look at this : Uploaded with ImageShack.us how can set permissions in linux like this? I want one user can delete files but can't modify them and ... in linux i have 3 group to assign read write and execute them. is ntfs flexible than linux file system?
Senario is we have a system where root has authorised keys set up so that it can do a passwordless ssh to $WORKSTATION. I then need to run a script on $WORKSTATION as user "bob" and NOT as user "root". I do not want to set up user "bob" to be allowed passwordless ssh so any ideas how I can do this?I have tried variations of (as user "root"):ssh $WORKSTATION "su - bob; ./my_script"
Stumped on this one. I'm trying to set up limited sudo authority on a desktop with some sensitive user data, and as an extra precaution I wanted to configure sudo to use a password other than the user's or the root's. I'm not sure how to do this. From the manual, we have a few options, such as "runaspw" or "targetpw", but none seem quite what I'm looking for.For instance, "runaspw" could be used if I created a user for nothing other than sudo(ing) purposes, but it requires you set "runas_default", which means that said user would have to have authority to execute said commands in the first place. This is workable, but seems like a lot of extra configuration for each specific command that I want to run, as well as creating some issues with simply commands such as "shutdown" or "reboot". Also, "targetpw" can be used in conjunction with a sudo(ing)-only user if I set an alias, but, again, this isn't quite what I am looking for.

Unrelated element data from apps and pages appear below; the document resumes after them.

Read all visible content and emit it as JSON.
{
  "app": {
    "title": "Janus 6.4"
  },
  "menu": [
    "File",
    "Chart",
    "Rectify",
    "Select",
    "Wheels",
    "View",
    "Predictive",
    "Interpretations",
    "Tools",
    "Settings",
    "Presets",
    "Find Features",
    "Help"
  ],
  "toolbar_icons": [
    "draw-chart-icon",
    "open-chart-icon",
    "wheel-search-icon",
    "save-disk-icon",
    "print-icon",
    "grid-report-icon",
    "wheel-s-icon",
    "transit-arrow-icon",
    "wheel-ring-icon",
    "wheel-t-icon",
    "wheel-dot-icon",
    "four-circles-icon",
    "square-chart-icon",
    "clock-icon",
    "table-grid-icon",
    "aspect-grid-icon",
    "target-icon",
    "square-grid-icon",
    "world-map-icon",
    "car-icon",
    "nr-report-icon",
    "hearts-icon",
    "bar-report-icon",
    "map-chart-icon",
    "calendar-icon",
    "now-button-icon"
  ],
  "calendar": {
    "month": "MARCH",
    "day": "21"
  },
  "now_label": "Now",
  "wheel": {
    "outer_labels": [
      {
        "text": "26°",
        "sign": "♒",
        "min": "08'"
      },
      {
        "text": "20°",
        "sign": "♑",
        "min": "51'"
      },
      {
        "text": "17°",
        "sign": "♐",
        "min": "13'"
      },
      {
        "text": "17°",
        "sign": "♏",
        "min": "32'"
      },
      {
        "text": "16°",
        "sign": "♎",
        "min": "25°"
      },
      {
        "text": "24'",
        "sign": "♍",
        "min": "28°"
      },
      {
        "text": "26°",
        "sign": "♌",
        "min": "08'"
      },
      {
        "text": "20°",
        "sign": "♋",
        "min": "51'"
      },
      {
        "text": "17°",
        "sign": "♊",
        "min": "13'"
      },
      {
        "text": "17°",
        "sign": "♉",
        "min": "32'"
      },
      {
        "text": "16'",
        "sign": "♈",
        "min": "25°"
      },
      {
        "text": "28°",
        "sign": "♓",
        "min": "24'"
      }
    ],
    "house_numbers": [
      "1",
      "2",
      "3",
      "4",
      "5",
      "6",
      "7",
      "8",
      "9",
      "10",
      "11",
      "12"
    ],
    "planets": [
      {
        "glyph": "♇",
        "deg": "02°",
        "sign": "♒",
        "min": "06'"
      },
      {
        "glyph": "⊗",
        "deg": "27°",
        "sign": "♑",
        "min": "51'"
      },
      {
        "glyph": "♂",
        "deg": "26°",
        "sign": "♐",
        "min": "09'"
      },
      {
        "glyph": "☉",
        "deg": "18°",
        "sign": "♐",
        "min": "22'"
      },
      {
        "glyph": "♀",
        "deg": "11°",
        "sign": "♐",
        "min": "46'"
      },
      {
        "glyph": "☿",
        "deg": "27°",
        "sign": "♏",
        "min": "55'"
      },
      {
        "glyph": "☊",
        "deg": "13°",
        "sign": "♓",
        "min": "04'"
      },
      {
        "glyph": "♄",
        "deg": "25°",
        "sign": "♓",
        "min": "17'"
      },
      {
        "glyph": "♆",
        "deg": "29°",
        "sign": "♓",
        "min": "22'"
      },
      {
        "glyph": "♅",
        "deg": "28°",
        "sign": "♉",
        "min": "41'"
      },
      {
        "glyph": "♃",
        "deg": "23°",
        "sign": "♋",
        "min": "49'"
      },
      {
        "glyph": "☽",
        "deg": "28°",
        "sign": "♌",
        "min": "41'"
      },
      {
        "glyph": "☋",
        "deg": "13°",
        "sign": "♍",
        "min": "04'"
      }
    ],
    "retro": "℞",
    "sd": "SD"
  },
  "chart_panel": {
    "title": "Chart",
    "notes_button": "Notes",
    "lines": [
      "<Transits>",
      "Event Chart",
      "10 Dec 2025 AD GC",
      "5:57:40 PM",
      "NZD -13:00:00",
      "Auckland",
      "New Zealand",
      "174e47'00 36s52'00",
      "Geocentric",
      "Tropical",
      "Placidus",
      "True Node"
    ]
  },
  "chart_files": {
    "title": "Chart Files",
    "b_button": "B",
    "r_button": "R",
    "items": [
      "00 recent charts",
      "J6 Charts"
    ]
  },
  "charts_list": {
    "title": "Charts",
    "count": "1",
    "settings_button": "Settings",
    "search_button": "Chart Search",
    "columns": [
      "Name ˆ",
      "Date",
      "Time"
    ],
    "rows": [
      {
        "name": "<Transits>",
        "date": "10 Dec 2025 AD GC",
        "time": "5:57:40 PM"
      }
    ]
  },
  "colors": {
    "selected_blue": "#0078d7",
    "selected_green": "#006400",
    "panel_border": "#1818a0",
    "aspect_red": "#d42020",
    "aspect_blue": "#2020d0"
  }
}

Ultimately, what I am really concerned about in this situation are keystroke loggers, so I would prefer to avoid repeated entering the user or root password when performing administrative tasks. Also, I would prefer not having to create a sudo(ing)-only user as mentioned above to prevent a comprimised password resulting in an attacker being able to log into my system.
Any Linux machine (except PCLOS) that I log into as root user seems to not start networking. I haven't tried sudo /etc/init.d/networking restart , to see if it does start, because anytime I DO this, it's for 'local' work. How about default root user configuration settings???
i want to know the risk with auto mounting flash drive as a root user,if for example there is a Usb Flash drive inserted into the system and we login into root unknowingly, and this flash drive contains an autorun script which calls a new script that can place viruses in your system, since you are in the root it will not even prompt for password and if the script is fast enough you will not even see it executing.
I get the problem to acess root password when i am in user login, means wahen i am in user login and want to install software from terminal then he asked root password, when i supplied root password but he give me login incorrect.
My understanding is SELinux adds type enforcement to standard Linux. This means that both the standard Linux and enhanced SELinux access controls must be satisfied to access an object. Which means that thing that is prevented to do in the normal standard Linux will be also prevented in the SELinux System? Does SELinux make it possible to run a non-root software to bind to a port < 1024? something that standard Linux won't allow? If not, what other suggestions do you have for allowing a program to run as non-root but able to bind to privileged ports? I know all about using the port re-direction such as ipchains, iptables.
I'm using Gnome and I'd like to still have the ability to reboot/shutdown from one particular account as well as root. How would I modify the chmod command to add this ability?Also, I have a few users who just will hold the power button in to shutdown the machine. How can I keep them from doing this?// Pruned from the vintage 2007 Prevent a non-root user from shutting down, rebooting or suspend the system thread. Please create new threads instead of resurrecting ancient ones.